Adding to the scrutiny, the developers of Brickell City Centre, a major project south of the Miami River and outside of a redevelopment area, received no tax rebates and still say they hired 40 percent of the construction workforce from within the city of Miami and paid unskilled workers more than what the Worldcenter has pledged. Last month, a labor-friendly Florida International University research center, which focuses on issues facing low-income workers, published a study criticizing the Worldcenter deal for having weak job commitments and community benefits in comparison to other redevelopment projects around the country.
Now, unions want county commissioners to force greater labor concessions in order to create a special taxing district that would allow the Worldcenter to raise money through special assessments to its property owners. If approved, the district would issue municipal bonds to help finance an estimated $73 million in infrastructure improvements.
“We think the Miami Worldcenter sets a precedent in how development is set forth in South Florida,” Cynthia Hernandez, an AFL-CIO spokeswoman, told The Herald. “This is a prime example of a very inequitable project that the community is funding to the fine tune of $108 million and probably more when [the expo center] hotel comes to discussion.”
Clarence Woods III, executive director of the Overtown CRA, said many critics either don’t understand or choose to overlook that the money is funding public infrastructure upgrades. though the CRA curiously declined to explain the details of the agreement to the public when Miami commissioners gathered and approved the package in late December.
“What’s alarming to me is the amount of misinformation, lack of information and what I’m hearing about the project in what’s been negotiated in terms of the community benefits agreement,” Woods told county commissioners early this month.

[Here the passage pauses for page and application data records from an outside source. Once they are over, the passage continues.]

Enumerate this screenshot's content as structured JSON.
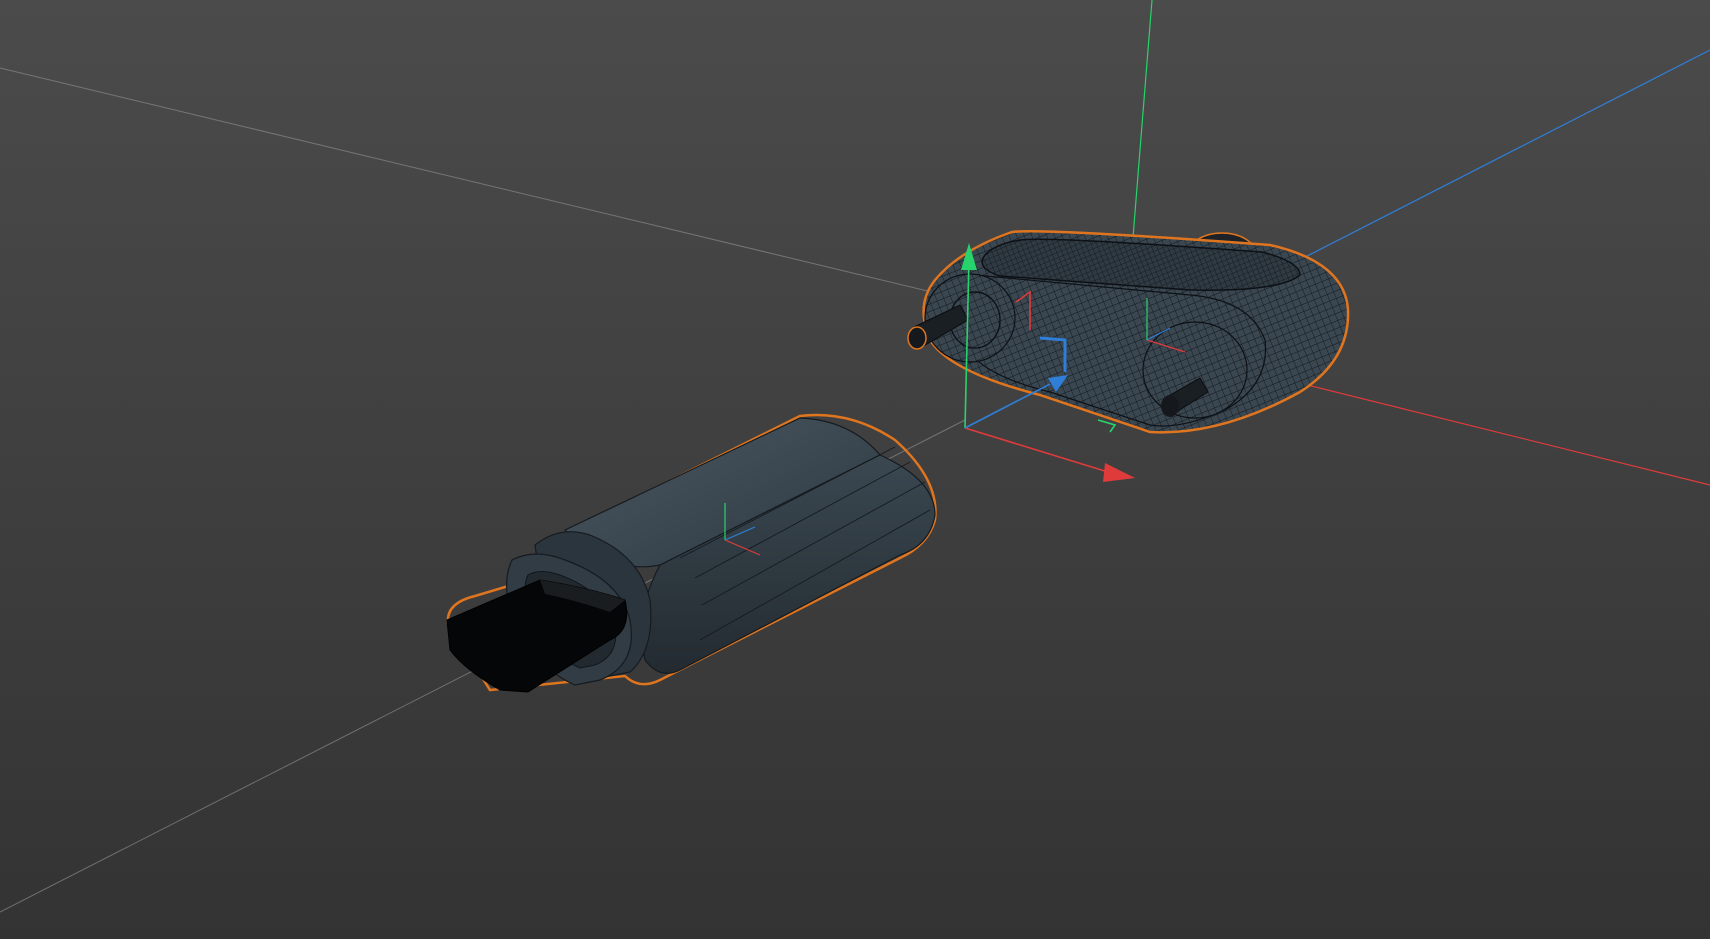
{
  "viewport": {
    "background_top": "#4b4b4b",
    "background_bottom": "#333333",
    "grid_axis_color": "#8a8a8a",
    "x_axis_color": "#e03b3b",
    "y_axis_color": "#27d36b",
    "z_axis_color": "#2f7fd8",
    "selection_outline_color": "#e0751f",
    "mesh_fill": "#3a4650",
    "mesh_dark": "#1e2328",
    "wire_color": "#11161b"
  },
  "scene": {
    "objects": [
      {
        "name": "usb-plug-body",
        "selected": true
      },
      {
        "name": "connector-housing-with-screws",
        "selected": true
      }
    ],
    "gizmo": {
      "mode": "move",
      "icon": "move-gizmo-icon"
    }
  }
}
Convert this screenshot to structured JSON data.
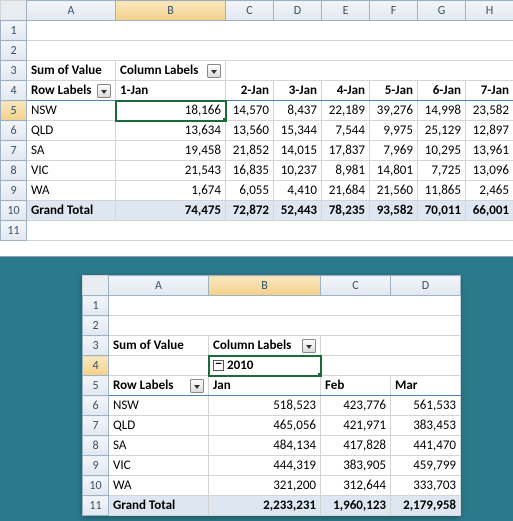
{
  "sheet1": {
    "cols": [
      "A",
      "B",
      "C",
      "D",
      "E",
      "F",
      "G",
      "H"
    ],
    "rows": [
      "1",
      "2",
      "3",
      "4",
      "5",
      "6",
      "7",
      "8",
      "9",
      "10",
      "11"
    ],
    "selected_col": "B",
    "selected_row": "5",
    "labels": {
      "sum_of_value": "Sum of Value",
      "column_labels": "Column Labels",
      "row_labels": "Row Labels",
      "grand_total": "Grand Total"
    },
    "date_headers": [
      "1-Jan",
      "2-Jan",
      "3-Jan",
      "4-Jan",
      "5-Jan",
      "6-Jan",
      "7-Jan"
    ],
    "data_rows": [
      {
        "label": "NSW",
        "vals": [
          "18,166",
          "14,570",
          "8,437",
          "22,189",
          "39,276",
          "14,998",
          "23,582"
        ]
      },
      {
        "label": "QLD",
        "vals": [
          "13,634",
          "13,560",
          "15,344",
          "7,544",
          "9,975",
          "25,129",
          "12,897"
        ]
      },
      {
        "label": "SA",
        "vals": [
          "19,458",
          "21,852",
          "14,015",
          "17,837",
          "7,969",
          "10,295",
          "13,961"
        ]
      },
      {
        "label": "VIC",
        "vals": [
          "21,543",
          "16,835",
          "10,237",
          "8,981",
          "14,801",
          "7,725",
          "13,096"
        ]
      },
      {
        "label": "WA",
        "vals": [
          "1,674",
          "6,055",
          "4,410",
          "21,684",
          "21,560",
          "11,865",
          "2,465"
        ]
      }
    ],
    "grand_totals": [
      "74,475",
      "72,872",
      "52,443",
      "78,235",
      "93,582",
      "70,011",
      "66,001"
    ]
  },
  "sheet2": {
    "cols": [
      "A",
      "B",
      "C",
      "D"
    ],
    "rows": [
      "1",
      "2",
      "3",
      "4",
      "5",
      "6",
      "7",
      "8",
      "9",
      "10",
      "11"
    ],
    "selected_col": "B",
    "selected_row": "4",
    "labels": {
      "sum_of_value": "Sum of Value",
      "column_labels": "Column Labels",
      "row_labels": "Row Labels",
      "grand_total": "Grand Total",
      "year": "2010"
    },
    "month_headers": [
      "Jan",
      "Feb",
      "Mar"
    ],
    "data_rows": [
      {
        "label": "NSW",
        "vals": [
          "518,523",
          "423,776",
          "561,533"
        ]
      },
      {
        "label": "QLD",
        "vals": [
          "465,056",
          "421,971",
          "383,453"
        ]
      },
      {
        "label": "SA",
        "vals": [
          "484,134",
          "417,828",
          "441,470"
        ]
      },
      {
        "label": "VIC",
        "vals": [
          "444,319",
          "383,905",
          "459,799"
        ]
      },
      {
        "label": "WA",
        "vals": [
          "321,200",
          "312,644",
          "333,703"
        ]
      }
    ],
    "grand_totals": [
      "2,233,231",
      "1,960,123",
      "2,179,958"
    ]
  }
}
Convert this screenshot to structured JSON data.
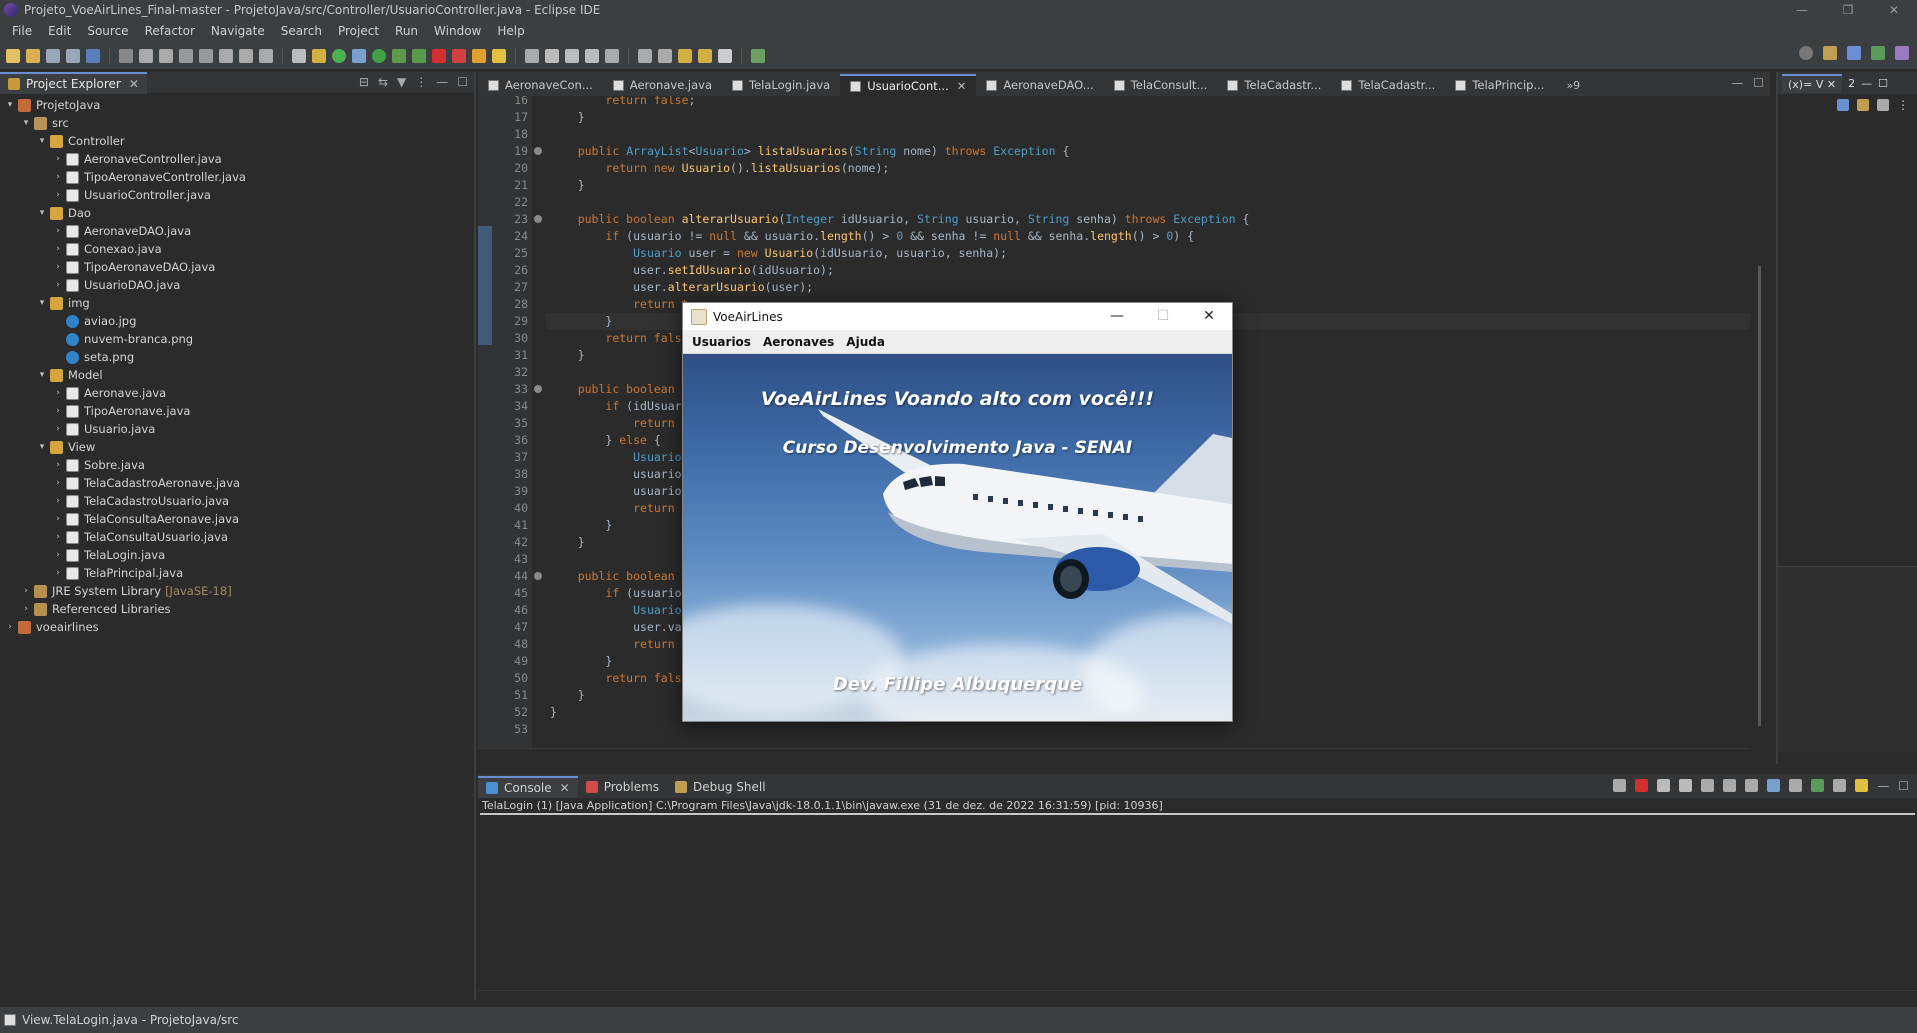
{
  "window": {
    "title": "Projeto_VoeAirLines_Final-master - ProjetoJava/src/Controller/UsuarioController.java - Eclipse IDE",
    "controls": [
      "—",
      "❐",
      "✕"
    ]
  },
  "menu": [
    "File",
    "Edit",
    "Source",
    "Refactor",
    "Navigate",
    "Search",
    "Project",
    "Run",
    "Window",
    "Help"
  ],
  "project_explorer": {
    "tab_label": "Project Explorer",
    "tree": [
      {
        "label": "ProjetoJava",
        "depth": 0,
        "arrow": "▾",
        "icon": "project",
        "name": "tree-project"
      },
      {
        "label": "src",
        "depth": 1,
        "arrow": "▾",
        "icon": "pkgfolder",
        "name": "tree-src"
      },
      {
        "label": "Controller",
        "depth": 2,
        "arrow": "▾",
        "icon": "package",
        "name": "tree-package"
      },
      {
        "label": "AeronaveController.java",
        "depth": 3,
        "arrow": "›",
        "icon": "java",
        "name": "tree-file"
      },
      {
        "label": "TipoAeronaveController.java",
        "depth": 3,
        "arrow": "›",
        "icon": "java",
        "name": "tree-file"
      },
      {
        "label": "UsuarioController.java",
        "depth": 3,
        "arrow": "›",
        "icon": "java",
        "name": "tree-file"
      },
      {
        "label": "Dao",
        "depth": 2,
        "arrow": "▾",
        "icon": "package",
        "name": "tree-package"
      },
      {
        "label": "AeronaveDAO.java",
        "depth": 3,
        "arrow": "›",
        "icon": "java",
        "name": "tree-file"
      },
      {
        "label": "Conexao.java",
        "depth": 3,
        "arrow": "›",
        "icon": "java",
        "name": "tree-file"
      },
      {
        "label": "TipoAeronaveDAO.java",
        "depth": 3,
        "arrow": "›",
        "icon": "java",
        "name": "tree-file"
      },
      {
        "label": "UsuarioDAO.java",
        "depth": 3,
        "arrow": "›",
        "icon": "java",
        "name": "tree-file"
      },
      {
        "label": "img",
        "depth": 2,
        "arrow": "▾",
        "icon": "package",
        "name": "tree-package"
      },
      {
        "label": "aviao.jpg",
        "depth": 3,
        "arrow": "",
        "icon": "image",
        "name": "tree-file"
      },
      {
        "label": "nuvem-branca.png",
        "depth": 3,
        "arrow": "",
        "icon": "image",
        "name": "tree-file"
      },
      {
        "label": "seta.png",
        "depth": 3,
        "arrow": "",
        "icon": "image",
        "name": "tree-file"
      },
      {
        "label": "Model",
        "depth": 2,
        "arrow": "▾",
        "icon": "package",
        "name": "tree-package"
      },
      {
        "label": "Aeronave.java",
        "depth": 3,
        "arrow": "›",
        "icon": "java",
        "name": "tree-file"
      },
      {
        "label": "TipoAeronave.java",
        "depth": 3,
        "arrow": "›",
        "icon": "java",
        "name": "tree-file"
      },
      {
        "label": "Usuario.java",
        "depth": 3,
        "arrow": "›",
        "icon": "java",
        "name": "tree-file"
      },
      {
        "label": "View",
        "depth": 2,
        "arrow": "▾",
        "icon": "package",
        "name": "tree-package"
      },
      {
        "label": "Sobre.java",
        "depth": 3,
        "arrow": "›",
        "icon": "java",
        "name": "tree-file"
      },
      {
        "label": "TelaCadastroAeronave.java",
        "depth": 3,
        "arrow": "›",
        "icon": "java",
        "name": "tree-file"
      },
      {
        "label": "TelaCadastroUsuario.java",
        "depth": 3,
        "arrow": "›",
        "icon": "java",
        "name": "tree-file"
      },
      {
        "label": "TelaConsultaAeronave.java",
        "depth": 3,
        "arrow": "›",
        "icon": "java",
        "name": "tree-file"
      },
      {
        "label": "TelaConsultaUsuario.java",
        "depth": 3,
        "arrow": "›",
        "icon": "java",
        "name": "tree-file"
      },
      {
        "label": "TelaLogin.java",
        "depth": 3,
        "arrow": "›",
        "icon": "java",
        "name": "tree-file"
      },
      {
        "label": "TelaPrincipal.java",
        "depth": 3,
        "arrow": "›",
        "icon": "java",
        "name": "tree-file"
      },
      {
        "label": "JRE System Library",
        "decor": "[JavaSE-18]",
        "depth": 1,
        "arrow": "›",
        "icon": "lib",
        "name": "tree-jre"
      },
      {
        "label": "Referenced Libraries",
        "depth": 1,
        "arrow": "›",
        "icon": "lib",
        "name": "tree-libs"
      },
      {
        "label": "voeairlines",
        "depth": 0,
        "arrow": "›",
        "icon": "project",
        "name": "tree-project"
      }
    ]
  },
  "editor": {
    "tabs": [
      {
        "label": "AeronaveCon...",
        "active": false
      },
      {
        "label": "Aeronave.java",
        "active": false
      },
      {
        "label": "TelaLogin.java",
        "active": false
      },
      {
        "label": "UsuarioCont...",
        "active": true
      },
      {
        "label": "AeronaveDAO...",
        "active": false
      },
      {
        "label": "TelaConsult...",
        "active": false
      },
      {
        "label": "TelaCadastr...",
        "active": false
      },
      {
        "label": "TelaCadastr...",
        "active": false
      },
      {
        "label": "TelaPrincip...",
        "active": false
      }
    ],
    "more_tabs": "»9",
    "lines": [
      {
        "n": "16",
        "html": "        <span class=\"kw\">return false</span>;"
      },
      {
        "n": "17",
        "html": "    }"
      },
      {
        "n": "18",
        "html": ""
      },
      {
        "n": "19",
        "fold": true,
        "html": "    <span class=\"kw\">public</span> <span class=\"ty\">ArrayList</span>&lt;<span class=\"ty\">Usuario</span>&gt; <span class=\"fn\">listaUsuarios</span>(<span class=\"ty\">String</span> nome) <span class=\"kw\">throws</span> <span class=\"ty\">Exception</span> {"
      },
      {
        "n": "20",
        "html": "        <span class=\"kw\">return new</span> <span class=\"fn\">Usuario</span>().<span class=\"fn\">listaUsuarios</span>(nome);"
      },
      {
        "n": "21",
        "html": "    }"
      },
      {
        "n": "22",
        "html": ""
      },
      {
        "n": "23",
        "fold": true,
        "html": "    <span class=\"kw\">public boolean</span> <span class=\"fn\">alterarUsuario</span>(<span class=\"ty\">Integer</span> idUsuario, <span class=\"ty\">String</span> usuario, <span class=\"ty\">String</span> senha) <span class=\"kw\">throws</span> <span class=\"ty\">Exception</span> {"
      },
      {
        "n": "24",
        "html": "        <span class=\"kw\">if</span> (usuario != <span class=\"kw\">null</span> &amp;&amp; usuario.<span class=\"fn\">length</span>() &gt; <span class=\"nm\">0</span> &amp;&amp; senha != <span class=\"kw\">null</span> &amp;&amp; senha.<span class=\"fn\">length</span>() &gt; <span class=\"nm\">0</span>) {"
      },
      {
        "n": "25",
        "html": "            <span class=\"ty\">Usuario</span> user = <span class=\"kw\">new</span> <span class=\"fn\">Usuario</span>(idUsuario, usuario, senha);"
      },
      {
        "n": "26",
        "html": "            user.<span class=\"fn\">setIdUsuario</span>(idUsuario);"
      },
      {
        "n": "27",
        "html": "            user.<span class=\"fn\">alterarUsuario</span>(user);"
      },
      {
        "n": "28",
        "html": "            <span class=\"kw\">return t</span>"
      },
      {
        "n": "29",
        "current": true,
        "html": "        }"
      },
      {
        "n": "30",
        "html": "        <span class=\"kw\">return false</span>"
      },
      {
        "n": "31",
        "html": "    }"
      },
      {
        "n": "32",
        "html": ""
      },
      {
        "n": "33",
        "fold": true,
        "html": "    <span class=\"kw\">public boolean</span> <span class=\"fn\">a</span>"
      },
      {
        "n": "34",
        "html": "        <span class=\"kw\">if</span> (idUsuari"
      },
      {
        "n": "35",
        "html": "            <span class=\"kw\">return f</span>"
      },
      {
        "n": "36",
        "html": "        } <span class=\"kw\">else</span> {"
      },
      {
        "n": "37",
        "html": "            <span class=\"ty\">Usuario</span> "
      },
      {
        "n": "38",
        "html": "            usuario."
      },
      {
        "n": "39",
        "html": "            usuario."
      },
      {
        "n": "40",
        "html": "            <span class=\"kw\">return t</span>"
      },
      {
        "n": "41",
        "html": "        }"
      },
      {
        "n": "42",
        "html": "    }"
      },
      {
        "n": "43",
        "html": ""
      },
      {
        "n": "44",
        "fold": true,
        "html": "    <span class=\"kw\">public boolean</span> <span class=\"fn\">v</span>"
      },
      {
        "n": "45",
        "html": "        <span class=\"kw\">if</span> (usuario                                                      <span class=\"nm\">0</span>) {"
      },
      {
        "n": "46",
        "html": "            <span class=\"ty\">Usuario</span> "
      },
      {
        "n": "47",
        "html": "            user.val"
      },
      {
        "n": "48",
        "html": "            <span class=\"kw\">return t</span>"
      },
      {
        "n": "49",
        "html": "        }"
      },
      {
        "n": "50",
        "html": "        <span class=\"kw\">return false</span>"
      },
      {
        "n": "51",
        "html": "    }"
      },
      {
        "n": "52",
        "html": "}"
      },
      {
        "n": "53",
        "html": ""
      }
    ]
  },
  "right_panel": {
    "tab_label": "V",
    "tab_count": "2"
  },
  "console": {
    "tabs": [
      {
        "label": "Console",
        "active": true,
        "closable": true
      },
      {
        "label": "Problems",
        "active": false
      },
      {
        "label": "Debug Shell",
        "active": false
      }
    ],
    "header": "TelaLogin (1) [Java Application] C:\\Program Files\\Java\\jdk-18.0.1.1\\bin\\javaw.exe  (31 de dez. de 2022 16:31:59) [pid: 10936]"
  },
  "status_bar": {
    "text": "View.TelaLogin.java - ProjetoJava/src"
  },
  "swing_window": {
    "title": "VoeAirLines",
    "menu": [
      "Usuarios",
      "Aeronaves",
      "Ajuda"
    ],
    "heading": "VoeAirLines Voando alto com você!!!",
    "subheading": "Curso Desenvolvimento Java - SENAI",
    "footer": "Dev. Fillipe Albuquerque",
    "controls": [
      "—",
      "☐",
      "✕"
    ]
  },
  "colors": {
    "accent": "#6a8fd4",
    "keyword": "#cc7832",
    "type": "#4e9ec7",
    "number": "#6897bb",
    "method": "#ffc66d"
  }
}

Nitin Motwani, managing principal of Miami Worldcenter Associates, said in most of his projects, he doesn’t have to worry about water, sewer and other infrastructure upgrades. But in Park West, he said neither the city, county, nor the CRA wanted to guarantee bonds to improve the area not just on the site of the project but also around it, so the developers said they’d do it — with their own property tax dollars.
Even then, Motwani said the tax rebates won’t fully cover the cost of financing the upgrades, and that’s why Worldcenter is seeking the creation of a community development district.
“The problem is there’s nothing to hook up to,” Motwani said. “So even when we set up Venture Hive [a one-story tech office on Second Avenue], we had to go in and improve the infrastructure for the bathrooms and plumbing because the infrastructure was so bad.”
As for hiring goals, Motwani said Worldcenter Associates still hope to hire locally as much as possible, calling the requirements in the incentive agreement a “floor” and not a ceiling. But concerns about the amount of ongoing construction and available labor in Overtown — there are about as many construction jobs available as there are people in Overtown — led to the language in the subsidy deal.
“It’s exponentially cheaper for us to employ folks from Miami-Dade County,” Motwani said. “Our contractors want it because it makes their costs lower. We want it because it all rolls back to the developer in the end. Everyone is aligned in trying to prioritize Miami-Dade hiring.”
The scrutiny isn’t likely to die down any time soon. Next month, county commissioners are expected to debate the creation of the Miami Worldcenter Community Development District. And on June 3, the city and CRA were sued by developer Martin Margulies, who is seeking to throw out the subsidy agreement.
In the meantime, MDM Group, the developer behind the expo center and 1,800-room Marriott hotel, may ask for its own, more substantial financing package, no doubt heightening the scrutiny of how Miami officials and developers use property taxes. MDM representatives continue to say that they haven’t determined whether to seek the money from the CRA.